Lectures on Physics has been derived from Benjamin Crowell's Light and Matter series of free introductory textbooks on physics. See the editorial for more information....

Homework problems

(a) Realistic picture of a neuron. (b) Simplified diagram of one segment of the tail (axon).

The figure shows a neuron, which is the type of cell your nerves are made of. Neurons serve to transmit sensory information to the brain, and commands from the brain to the muscles. All this data is transmitted electrically, but even when the cell is resting and not transmitting any information, there is a layer of negative electrical charge on the inside of the cell membrane, and a layer of positive charge just outside it. This charge is in the form of various ions dissolved in the interior and exterior fluids. Why would the negative charge remain plastered against the inside surface of the membrane, and likewise why doesn't the positive charge wander away from the outside surface?

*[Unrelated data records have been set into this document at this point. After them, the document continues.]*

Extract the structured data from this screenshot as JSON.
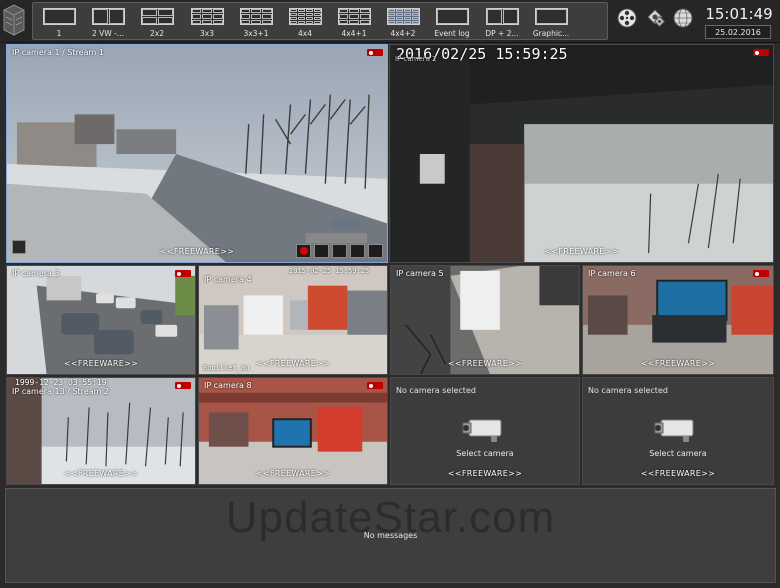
{
  "toolbar": {
    "layouts": [
      {
        "label": "1",
        "grid": "1x1",
        "active": false
      },
      {
        "label": "2 VW -...",
        "grid": "2x1",
        "active": false
      },
      {
        "label": "2x2",
        "grid": "2x2",
        "active": false
      },
      {
        "label": "3x3",
        "grid": "3x3",
        "active": false
      },
      {
        "label": "3x3+1",
        "grid": "3x3",
        "active": false
      },
      {
        "label": "4x4",
        "grid": "4x4",
        "active": false
      },
      {
        "label": "4x4+1",
        "grid": "3x3",
        "active": false
      },
      {
        "label": "4x4+2",
        "grid": "4x4",
        "active": true
      },
      {
        "label": "Event log",
        "grid": "1x1",
        "active": false
      },
      {
        "label": "DP + 2...",
        "grid": "2x1",
        "active": false
      },
      {
        "label": "Graphic...",
        "grid": "1x1",
        "active": false
      }
    ],
    "icons": [
      "film-reel-icon",
      "settings-gears-icon",
      "globe-icon"
    ]
  },
  "clock": {
    "time": "15:01:49",
    "date": "25.02.2016"
  },
  "cameras": {
    "cam1": {
      "name": "IP camera 1 / Stream 1",
      "freeware": "<<FREEWARE>>"
    },
    "cam2": {
      "osd": "2016/02/25 15:59:25",
      "name": "IP camera 2",
      "freeware": "<<FREEWARE>>"
    },
    "cam3": {
      "name": "IP camera 3",
      "freeware": "<<FREEWARE>>"
    },
    "cam4": {
      "name": "IP camera 4",
      "osd": "2015-02-25 15:59:25",
      "osd2": "Bouillet_au",
      "freeware": "<<FREEWARE>>"
    },
    "cam5": {
      "name": "IP camera 5",
      "freeware": "<<FREEWARE>>"
    },
    "cam6": {
      "name": "IP camera 6",
      "freeware": "<<FREEWARE>>"
    },
    "cam7": {
      "osd": "1999-12-23 03:55:19",
      "name": "IP camera 13 / Stream 2",
      "freeware": "<<FREEWARE>>"
    },
    "cam8": {
      "name": "IP camera 8",
      "freeware": "<<FREEWARE>>"
    },
    "empty1": {
      "title": "No camera selected",
      "action": "Select camera",
      "freeware": "<<FREEWARE>>"
    },
    "empty2": {
      "title": "No camera selected",
      "action": "Select camera",
      "freeware": "<<FREEWARE>>"
    }
  },
  "messages": {
    "text": "No messages",
    "watermark": "UpdateStar.com"
  },
  "colors": {
    "accent": "#7fa7d8",
    "record": "#c00000",
    "background": "#2b2b2b"
  }
}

Use the nutritional information on some packaged food to make an order-of-magnitude estimate of the amount of chemical energy stored in one atom of food, in units of joules. Assume that a typical atom has a mass of 10 -26 kg. This constitutes a rough estimate of the amounts of energy there are on the atomic scale. [See chapter 1 of book 1, Newtonian Physics, for help on how to do order-of-magnitude estimates. Note that a nutritional "calorie" is really a kilocalorie.]
Recall that the potential energy of two gravitationally interacting spheres is given by PE =-Gm 1m 2/r , where r is the center-to-center distance. What would be the analogous equation for two electrically interacting spheres? Justify your choice of a plus or minus sign on physical grounds, considering attraction and repulsion. (b) Use this expression to estimate the energy required to pull apart a raisin-cookie atom of the one-electron type, assuming a radius of 10 -10 m. (c) Compare this with the result of the previous problem.
A neon light consists of a long glass tube full of neon, with metal caps on the ends. Positive charge is placed on one end of the tube, and negative charge on the other. The electric forces generated can be strong enough to strip electrons off of a certain number of neon atoms. Assume for simplicity that only one electron is ever stripped off of any neon atom. When an electron is stripped off of an atom, both the electron and the neon atom (now an ion) have electric charge, and they are accelerated by the forces exerted by the charged ends of the tube. (They do not feel any significant forces from the other ions and electrons within the tube, because only a tiny minority of neon atoms ever gets ionized.) Light is finally produced when ions are reunited with electrons. Compare the magnitudes and directions of the accelerations of the electrons and ions.
If you put two hydrogen atoms near each other, they will feel an attractive force, and they will pull together to form a molecule. (Molecules consisting of two hydrogen atoms are the normal form of hydrogen gas.) Why do they feel a force if they are near each other, since each is electrically neutral? Shouldn't the attractive and repulsive forces all cancel out exactly? Use the raisin cookie model. (Students who have taken chemistry often try to use fancier models to explain this, but if you can't explain it using a simple model, you probably don't understand the fancy model as well as you thought you did!)

The figure shows one layer of the three-dimensional structure of a salt crystal. The atoms extend much farther off in all directions, but only a six-by-six square is shown here. The larger circles are the chlorine ions, which have charges of -e. The smaller circles are sodium ions, with charges of +e. The center-to-center distance between neighboring ions is about 0.3 nm. Real crystals are never perfect, and the crystal shown here has two defects: a missing atom at one location, and an extra lithium atom, shown as a grey circle, inserted in one of the small gaps. If the lithium atom has a charge of +e, what is the direction and magnitude of the total force on it? Assume there are no other defects nearby in the crystal besides the two shown here. [Hints: The force on the lithium ion is the vector sum of all the forces of all the quadrillions of sodium and chlorine atoms, which would obviously be too laborious to calculate. Nearly all of these forces, however, are canceled by a force from an ion on the opposite side of the lithium.]

The Earth and Moon are bound together by gravity. If, instead, the force of attraction were the result of each having a charge of the same magnitude but opposite in sign, find the quantity of charge that would have to be placed on each to produce the required force.

In the semifinals of an electrostatic croquet tournament, Jessica hits her positively charged ball, sending it across the playing field, rolling to the left along the x axis. It is repelled by two other positive charges. These two equal charges are fixed on the y axis at the locations shown in the figure. (a) Express the force on the ball in terms of the ball's position, x. (b) At what value of x does the ball experience the greatest deceleration? Express you answer in terms of b. [Based on a problem by Halliday and Resnick.]

Last Update: 2009-06-21